More than that, I count all things to be loss in view of the surpassing value of knowing Christ Jesus my Lord, for whom I have suffered the loss of all things, and count them but rubbish so that I may gain Christ, and may be found in Him, not having a righteousness of my own derived from the Law, but that which is through faith in Christ, the righteousness which comes from God on the basis of faith.
— Philippians 3:8-9
To count all things loss is one thing, and to actually suffer the loss of all is another. I would like to have asked Paul, “Have you really suffered the loss of all things? Don’t you still wear clothing? Do you not have a place to sleep and food to eat?” And he might have replied, “Yes, in fact, many times I have had better than average clothing, nice places to stay, and good food to eat.” How is it then that he could say that he had suffered the loss of all things? I believe Paul would reply, “I have many things, but in all these things the Lord has the right to say no. I am not caught by anything other than Christ.”
Besides counting all things loss and suffering the loss of all things, Paul also told the Philippians that he desired to be found in Christ (3:9). This is very high. Most often, we are found in our naturalness. We are often found in things far from Christ. If not for His mercy and restraining hand, I am afraid that we could even be found in many sinful things. But commonly we are found in the things we find comfortable, or in things that are for our self-interest. Paul says that to substantiate this oneness, we should be found in Christ. Paul’s desire was that he would always be found in Christ. When you touched him, you would touch Christ. It would not even be that he would be found in the Bible, for you can be in the Bible and still not be in Christ. His intent was to be in Christ. Then when the saints were in his presence, they were in Christ’s presence, for he was found to be in Christ.

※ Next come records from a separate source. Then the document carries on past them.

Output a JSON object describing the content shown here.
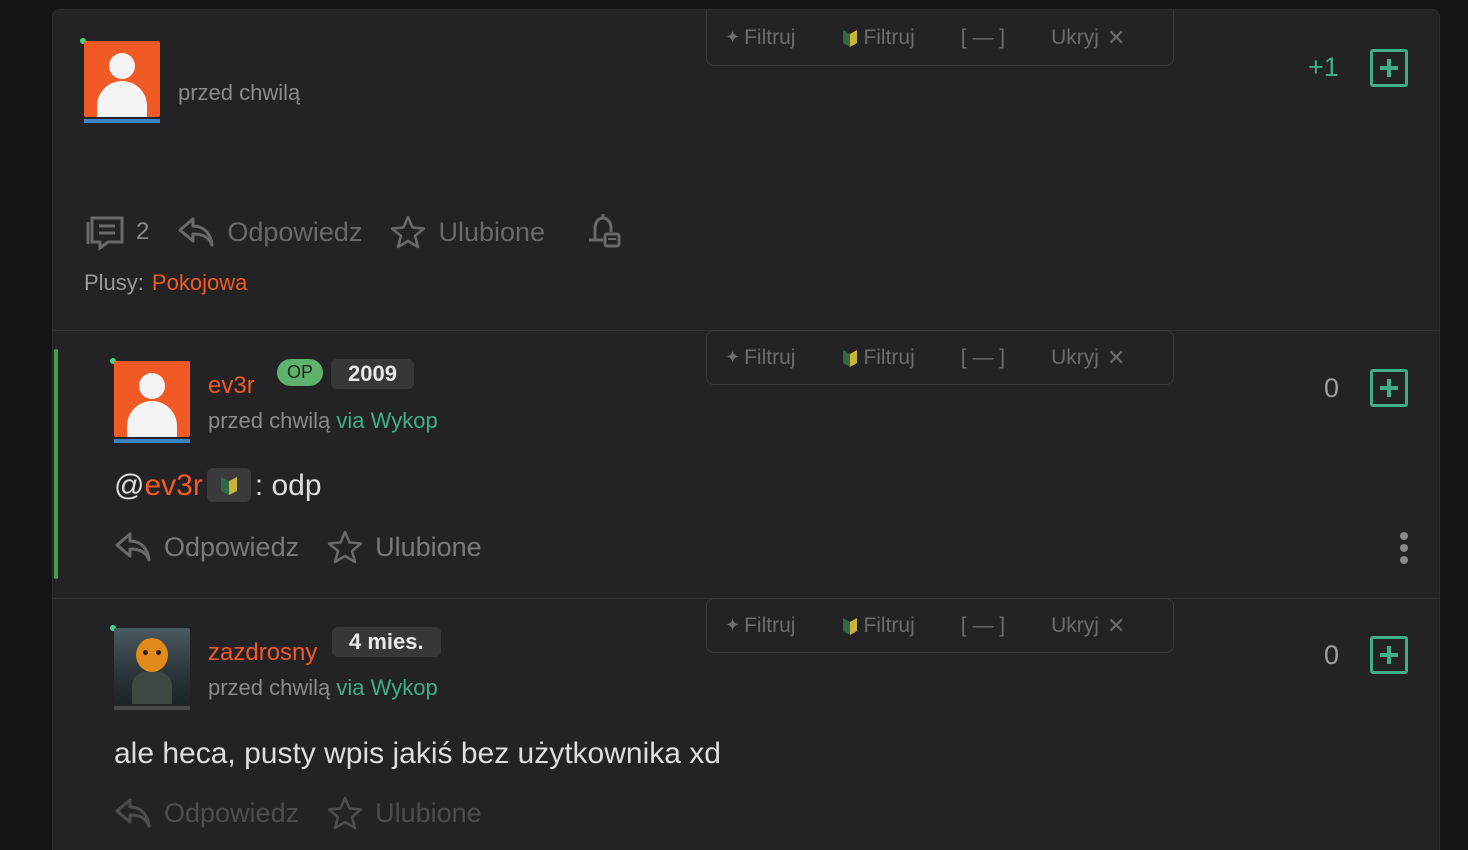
{
  "tabs": {
    "filter1": "Filtruj",
    "filter2": "Filtruj",
    "collapse": "[ — ]",
    "hide": "Ukryj"
  },
  "entry1": {
    "time": "przed chwilą",
    "score": "+1",
    "comment_count": "2",
    "reply": "Odpowiedz",
    "favorite": "Ulubione",
    "plusy_label": "Plusy:",
    "plusy_user": "Pokojowa"
  },
  "entry2": {
    "username": "ev3r",
    "badge_op": "OP",
    "badge_year": "2009",
    "time": "przed chwilą",
    "via": "via Wykop",
    "mention": "@ev3r",
    "text": ": odp",
    "score": "0",
    "reply": "Odpowiedz",
    "favorite": "Ulubione"
  },
  "entry3": {
    "username": "zazdrosny",
    "badge_age": "4 mies.",
    "time": "przed chwilą",
    "via": "via Wykop",
    "text": "ale heca, pusty wpis jakiś bez użytkownika xd",
    "score": "0",
    "reply": "Odpowiedz",
    "favorite": "Ulubione"
  },
  "colors": {
    "accent_orange": "#f15a24",
    "accent_green": "#3fae8a",
    "background": "#232325"
  }
}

Adapted from Oneness and the One Accord, pages 66-67.
Tomorrow: “To Know Christ”